Are you looking to deploy an in-house password manager server? Jack Wallen shows you how with Bitwarden and Docker.
Bitwarden is one of my favorite password managers. But if you’re seriously concerned about security and would rather not save your password database on a third-party server, you might want to consider deploying your own Bitwarden server.
That might sound like a serious challenge but, thanks to Docker, it’s actually quite simple. I’m going to show you how to do just that.
SEE: Password breach: Why pop culture and passwords don’t mix (free PDF) (TechRepublic)
What you’ll need
The only things you’ll need to make this happen are a server that supports Docker and a user with sudo privileges. I’m going to be demonstrating on Ubuntu Server 20.04.
How to install Docker
On the off chance you don’t have Docker installed, let’s do so now. We’ll be using Docker Compose, so there’s more to the installation than usual.
First, install the necessary dependencies with:
sudo apt install apt-transport-https ca-certificates curl gnupg-agent software-properties-common -y
Next, add the Docker GPG key with:
curl -fsSL https://download.docker.com/linux/ubuntu/gpg | sudo apt-key add -
Note: The above method of adding a key is deprecated but still works.
Add the correct repository:
sudo add-apt-repository "deb [arch=amd64] https://download.docker.com/linux/ubuntu $(lsb_release -cs) stable"

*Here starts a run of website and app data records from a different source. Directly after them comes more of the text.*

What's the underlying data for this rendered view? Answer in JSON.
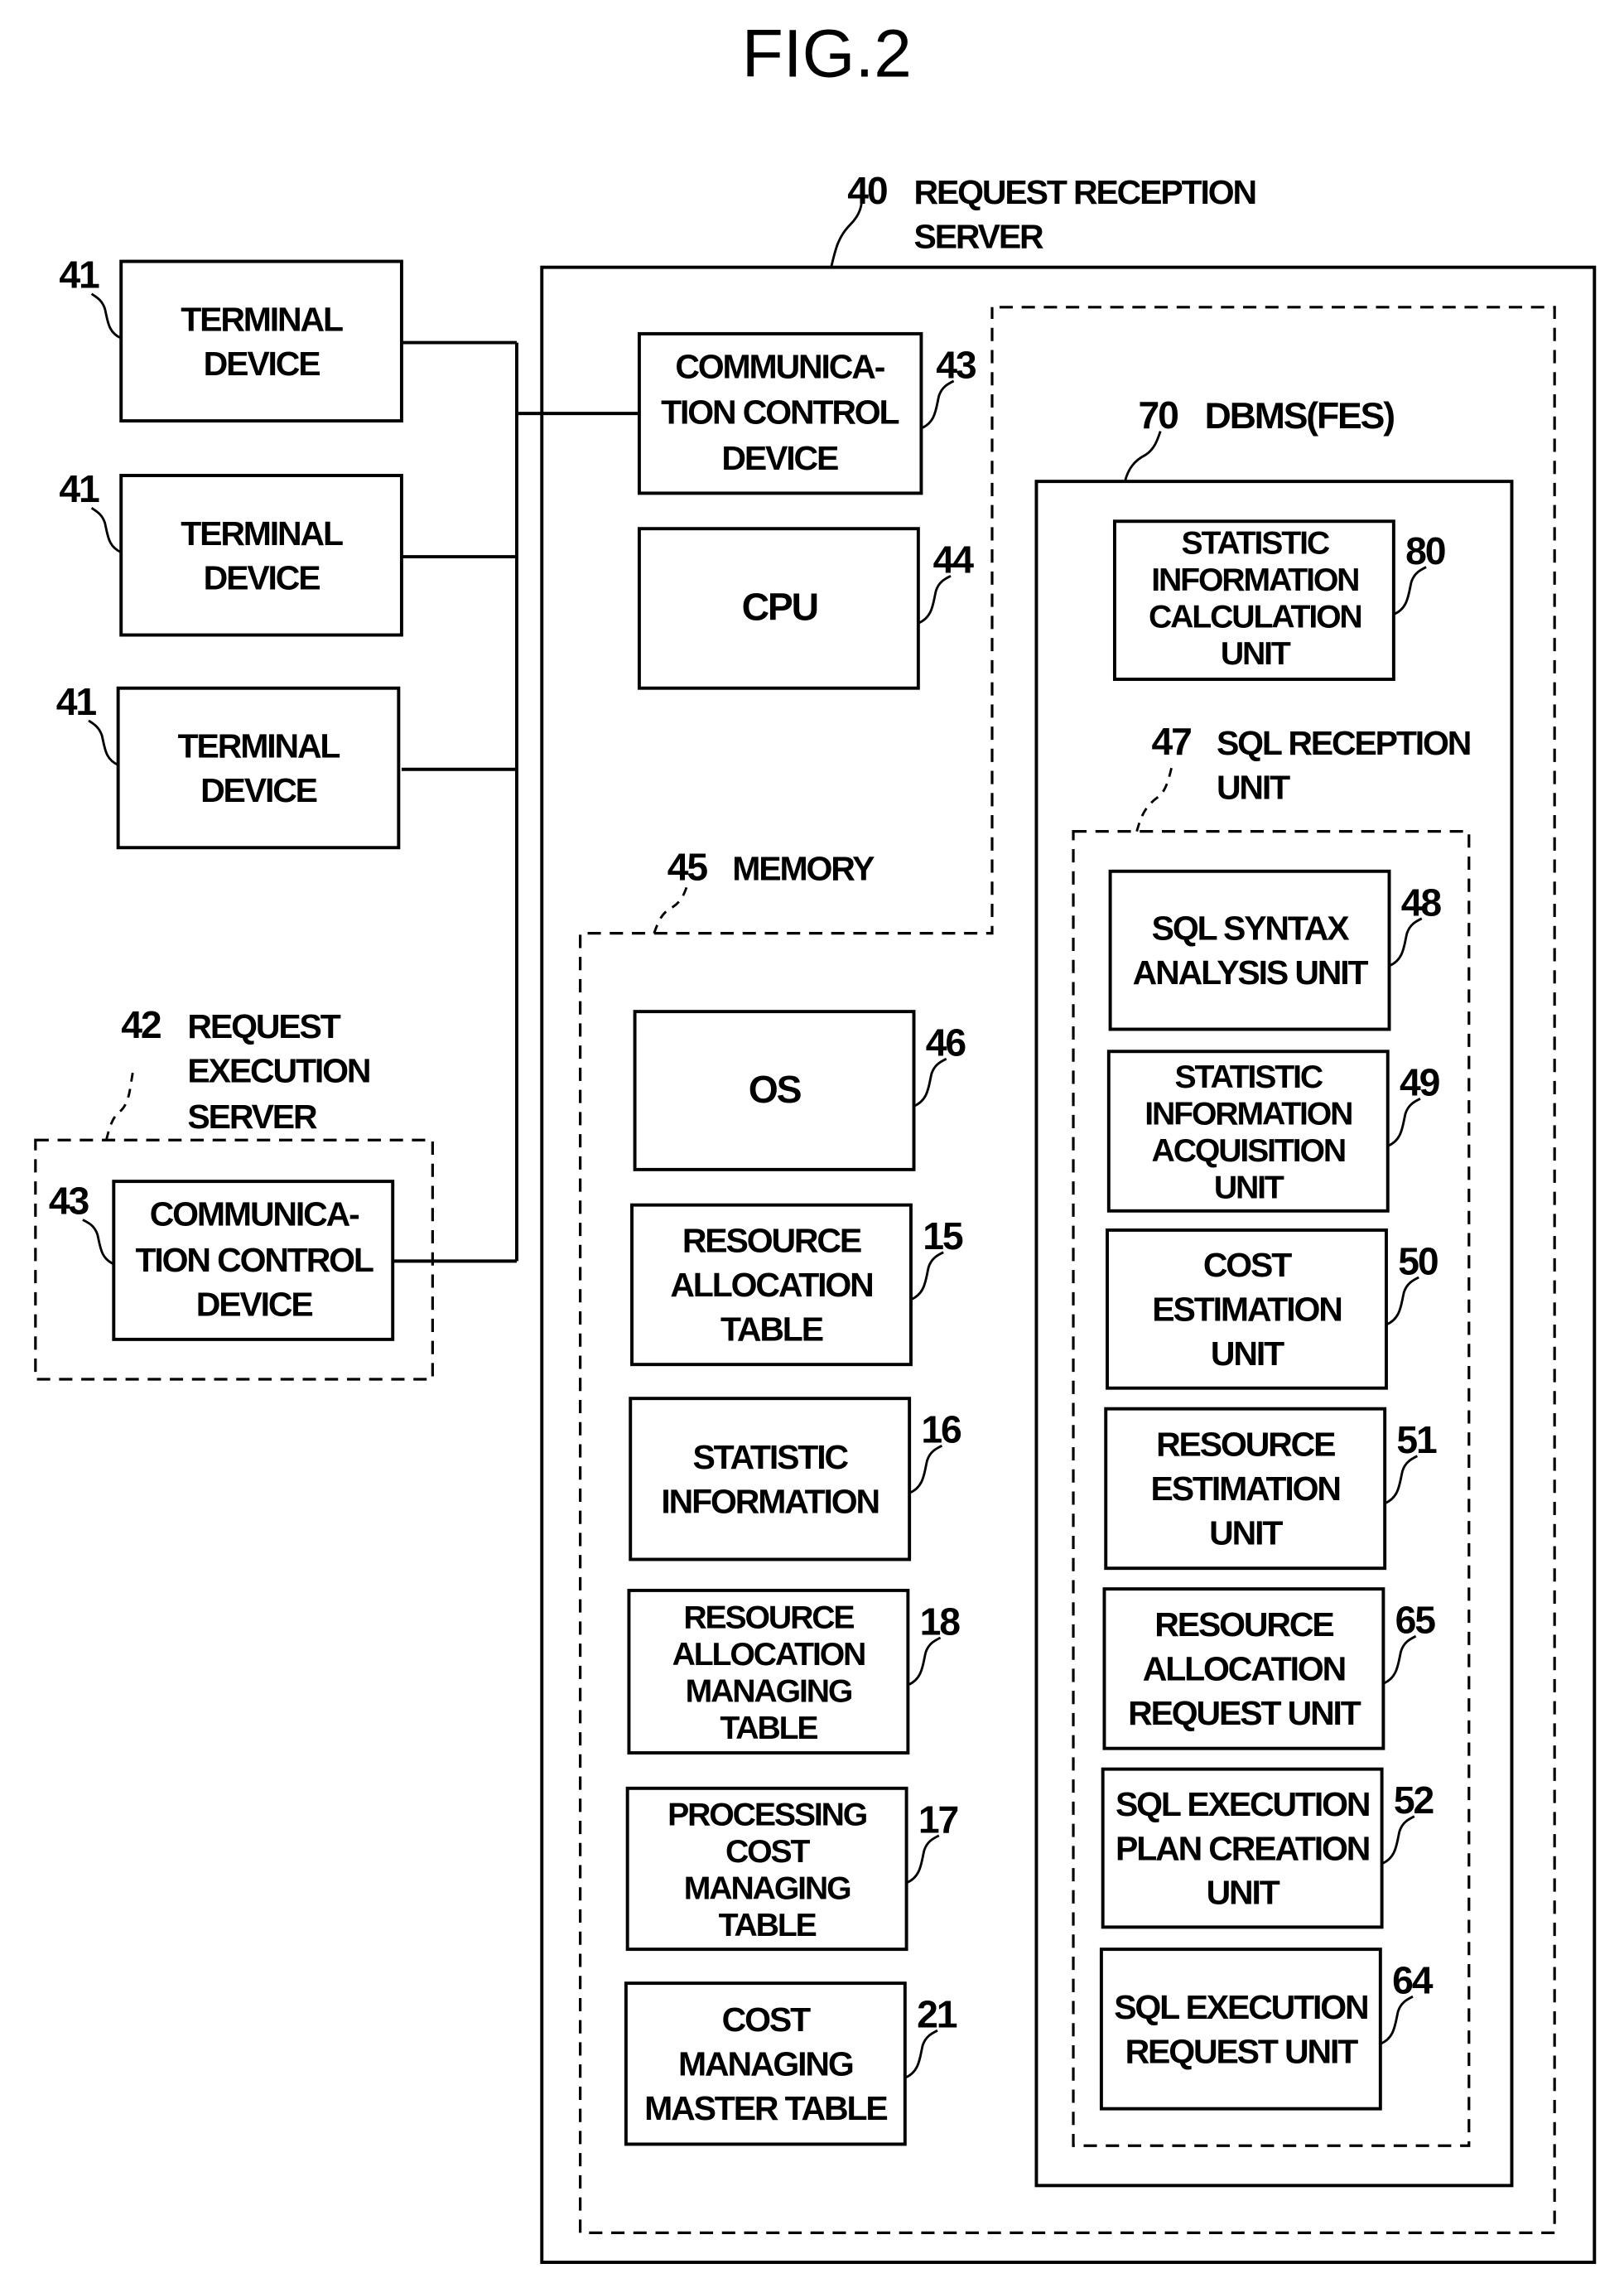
{
  "figure": {
    "title": "FIG.2"
  },
  "request_reception_server": {
    "ref": "40",
    "label_lines": [
      "REQUEST RECEPTION",
      "SERVER"
    ],
    "communication_control_device": {
      "ref": "43",
      "lines": [
        "COMMUNICA-",
        "TION CONTROL",
        "DEVICE"
      ]
    },
    "cpu": {
      "ref": "44",
      "lines": [
        "CPU"
      ]
    },
    "memory": {
      "ref": "45",
      "label": "MEMORY",
      "items": [
        {
          "ref": "46",
          "lines": [
            "OS"
          ]
        },
        {
          "ref": "15",
          "lines": [
            "RESOURCE",
            "ALLOCATION",
            "TABLE"
          ]
        },
        {
          "ref": "16",
          "lines": [
            "STATISTIC",
            "INFORMATION"
          ]
        },
        {
          "ref": "18",
          "lines": [
            "RESOURCE",
            "ALLOCATION",
            "MANAGING",
            "TABLE"
          ]
        },
        {
          "ref": "17",
          "lines": [
            "PROCESSING",
            "COST",
            "MANAGING",
            "TABLE"
          ]
        },
        {
          "ref": "21",
          "lines": [
            "COST",
            "MANAGING",
            "MASTER TABLE"
          ]
        }
      ]
    },
    "dbms": {
      "ref": "70",
      "label": "DBMS(FES)",
      "statistic_calc_unit": {
        "ref": "80",
        "lines": [
          "STATISTIC",
          "INFORMATION",
          "CALCULATION",
          "UNIT"
        ]
      },
      "sql_reception_unit": {
        "ref": "47",
        "label_lines": [
          "SQL RECEPTION",
          "UNIT"
        ],
        "units": [
          {
            "ref": "48",
            "lines": [
              "SQL SYNTAX",
              "ANALYSIS UNIT"
            ]
          },
          {
            "ref": "49",
            "lines": [
              "STATISTIC",
              "INFORMATION",
              "ACQUISITION",
              "UNIT"
            ]
          },
          {
            "ref": "50",
            "lines": [
              "COST",
              "ESTIMATION",
              "UNIT"
            ]
          },
          {
            "ref": "51",
            "lines": [
              "RESOURCE",
              "ESTIMATION",
              "UNIT"
            ]
          },
          {
            "ref": "65",
            "lines": [
              "RESOURCE",
              "ALLOCATION",
              "REQUEST UNIT"
            ]
          },
          {
            "ref": "52",
            "lines": [
              "SQL EXECUTION",
              "PLAN CREATION",
              "UNIT"
            ]
          },
          {
            "ref": "64",
            "lines": [
              "SQL EXECUTION",
              "REQUEST UNIT"
            ]
          }
        ]
      }
    }
  },
  "terminals": [
    {
      "ref": "41",
      "lines": [
        "TERMINAL",
        "DEVICE"
      ]
    },
    {
      "ref": "41",
      "lines": [
        "TERMINAL",
        "DEVICE"
      ]
    },
    {
      "ref": "41",
      "lines": [
        "TERMINAL",
        "DEVICE"
      ]
    }
  ],
  "request_execution_server": {
    "ref": "42",
    "label_lines": [
      "REQUEST",
      "EXECUTION",
      "SERVER"
    ],
    "communication_control_device": {
      "ref": "43",
      "lines": [
        "COMMUNICA-",
        "TION CONTROL",
        "DEVICE"
      ]
    }
  }
}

Update apt and install with the following:
sudo apt update sudo apt install docker-ce docker-ce-cli containerd.io docker-compose
How to create the Bitwarden user
To be safe, we’re going to run all of this with a specific user. First, we’ll create a directory for the user with:
sudo mkdir /opt/bitwarden
Create the user with:
sudo adduser bitwarden
Give the newly created directory the proper permission and ownership with:
sudo chmod -R 700 /opt/bitwarden sudo chown -R bitwarden:bitwarden /opt/bitwarden
Add the bitwarden user to the docker group with:
sudo usermod -aG docker bitwarden
Change to the bitwarden user with:
How to download the installer script and deploy Bitwarden
Download the handy installer script with:
curl -Lso bitwarden.sh https://go.btwrdn.co/bw-sh && chmod 700 bitwarden.sh
Before we run the installer script, make sure you don’t have a web server already running (because Bitwarden is going to run on port 80 and it won’t start if that port is already taken). Kill Apache with:
sudo systemctl stop apache2
If this is a Red Hat-based machine, that command would be:
sudo systemctl stop httpd
If you’re using NGINX, stop it with the command:
sudo systemctl stop nginx
Run the installer with:
You will be asked for an FQDN. If you don’t plan on accessing Bitwarden from outside your LAN, you can always just use an IP address for that.
This will take some time for all of the containers to pull and deploy.
Next, we need to configure the SMTP server that Bitwarden will use. After the deployment completes, open the configuration file with:
In that file, search for and configure the following sections, using an available SMTP server (I used Google’s):
globalSettings__mail__smtp__host=REPLACE globalSettings__mail__smtp__port=REPLACE globalSettings__mail__smtp__ssl=REPLACE globalSettings__mail__smtp__username=REPLACE globalSettings__mail__smtp__password=REPLACE adminSettings__admins= ADMIN_EMAIL
Make sure to replace every instance of REPLACE with your SMTP server settings and ADMIN_EMAIL with an email address for the admin user. Save and close the file.
Finally, start the Bitwarden server with:
How to access your Bitwarden server
Open a web browser and point it to https://SERVER (where SERVER is the IP address or domain of the machine hosting your Bitwarden server). You should be presented with the Bitwarden web UI (Figure A).
Click Create Account to create your Bitwarden account. Once you’ve created it, log in with the credentials and you can start using your Bitwarden server to house your passwords … all of which will remain on your own hardware.